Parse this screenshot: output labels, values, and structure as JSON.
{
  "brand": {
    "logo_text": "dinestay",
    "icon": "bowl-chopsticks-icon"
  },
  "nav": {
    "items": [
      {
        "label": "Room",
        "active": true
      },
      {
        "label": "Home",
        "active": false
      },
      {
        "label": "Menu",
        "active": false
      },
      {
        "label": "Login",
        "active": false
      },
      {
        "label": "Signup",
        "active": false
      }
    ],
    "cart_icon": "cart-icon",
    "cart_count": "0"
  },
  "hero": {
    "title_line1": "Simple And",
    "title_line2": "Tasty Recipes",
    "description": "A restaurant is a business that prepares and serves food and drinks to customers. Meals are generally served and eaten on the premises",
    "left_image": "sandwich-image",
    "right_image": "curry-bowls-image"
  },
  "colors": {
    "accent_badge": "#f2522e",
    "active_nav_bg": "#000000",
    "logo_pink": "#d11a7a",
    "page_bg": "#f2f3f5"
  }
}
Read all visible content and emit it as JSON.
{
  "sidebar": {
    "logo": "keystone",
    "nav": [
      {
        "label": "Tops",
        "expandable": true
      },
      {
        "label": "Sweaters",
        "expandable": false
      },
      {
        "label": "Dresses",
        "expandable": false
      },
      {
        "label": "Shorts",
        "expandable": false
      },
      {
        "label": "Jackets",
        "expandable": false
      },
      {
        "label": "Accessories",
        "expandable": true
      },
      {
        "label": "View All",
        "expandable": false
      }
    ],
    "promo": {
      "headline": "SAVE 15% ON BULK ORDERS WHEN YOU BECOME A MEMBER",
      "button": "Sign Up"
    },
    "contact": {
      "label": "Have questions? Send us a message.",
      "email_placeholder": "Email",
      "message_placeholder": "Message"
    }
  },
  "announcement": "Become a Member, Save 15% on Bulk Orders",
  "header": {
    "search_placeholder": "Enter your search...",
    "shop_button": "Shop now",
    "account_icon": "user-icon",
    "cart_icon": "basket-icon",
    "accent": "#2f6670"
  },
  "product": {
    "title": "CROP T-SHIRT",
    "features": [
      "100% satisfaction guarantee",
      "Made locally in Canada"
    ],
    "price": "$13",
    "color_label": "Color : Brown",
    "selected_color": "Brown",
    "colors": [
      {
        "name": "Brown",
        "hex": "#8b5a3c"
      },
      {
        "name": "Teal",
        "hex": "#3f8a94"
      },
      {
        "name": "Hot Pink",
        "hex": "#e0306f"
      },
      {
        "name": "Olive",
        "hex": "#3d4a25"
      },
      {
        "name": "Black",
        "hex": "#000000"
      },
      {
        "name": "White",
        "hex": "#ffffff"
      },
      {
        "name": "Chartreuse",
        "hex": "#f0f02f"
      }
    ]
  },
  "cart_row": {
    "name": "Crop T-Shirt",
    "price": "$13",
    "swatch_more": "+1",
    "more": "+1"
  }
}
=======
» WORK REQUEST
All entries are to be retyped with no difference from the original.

» OUTPUT
Parse this screenshot: output labels, values, and structure as JSON.
{
  "brand": {
    "logo_text": "dinestay",
    "icon": "bowl-chopsticks-icon"
  },
  "nav": {
    "items": [
      {
        "label": "Room",
        "active": true
      },
      {
        "label": "Home",
        "active": false
      },
      {
        "label": "Menu",
        "active": false
      },
      {
        "label": "Login",
        "active": false
      },
      {
        "label": "Signup",
        "active": false
      }
    ],
    "cart_icon": "cart-icon",
    "cart_count": "0"
  },
  "hero": {
    "title_line1": "Simple And",
    "title_line2": "Tasty Recipes",
    "description": "A restaurant is a business that prepares and serves food and drinks to customers. Meals are generally served and eaten on the premises",
    "left_image": "sandwich-image",
    "right_image": "curry-bowls-image"
  },
  "colors": {
    "accent_badge": "#f2522e",
    "active_nav_bg": "#000000",
    "logo_pink": "#d11a7a",
    "page_bg": "#f2f3f5"
  }
}
Read all visible content and emit it as JSON.
{
  "sidebar": {
    "logo": "keystone",
    "nav": [
      {
        "label": "Tops",
        "expandable": true
      },
      {
        "label": "Sweaters",
        "expandable": false
      },
      {
        "label": "Dresses",
        "expandable": false
      },
      {
        "label": "Shorts",
        "expandable": false
      },
      {
        "label": "Jackets",
        "expandable": false
      },
      {
        "label": "Accessories",
        "expandable": true
      },
      {
        "label": "View All",
        "expandable": false
      }
    ],
    "promo": {
      "headline": "SAVE 15% ON BULK ORDERS WHEN YOU BECOME A MEMBER",
      "button": "Sign Up"
    },
    "contact": {
      "label": "Have questions? Send us a message.",
      "email_placeholder": "Email",
      "message_placeholder": "Message"
    }
  },
  "announcement": "Become a Member, Save 15% on Bulk Orders",
  "header": {
    "search_placeholder": "Enter your search...",
    "shop_button": "Shop now",
    "account_icon": "user-icon",
    "cart_icon": "basket-icon",
    "accent": "#2f6670"
  },
  "product": {
    "title": "CROP T-SHIRT",
    "features": [
      "100% satisfaction guarantee",
      "Made locally in Canada"
    ],
    "price": "$13",
    "color_label": "Color : Brown",
    "selected_color": "Brown",
    "colors": [
      {
        "name": "Brown",
        "hex": "#8b5a3c"
      },
      {
        "name": "Teal",
        "hex": "#3f8a94"
      },
      {
        "name": "Hot Pink",
        "hex": "#e0306f"
      },
      {
        "name": "Olive",
        "hex": "#3d4a25"
      },
      {
        "name": "Black",
        "hex": "#000000"
      },
      {
        "name": "White",
        "hex": "#ffffff"
      },
      {
        "name": "Chartreuse",
        "hex": "#f0f02f"
      }
    ]
  },
  "cart_row": {
    "name": "Crop T-Shirt",
    "price": "$13",
    "swatch_more": "+1",
    "more": "+1"
  }
}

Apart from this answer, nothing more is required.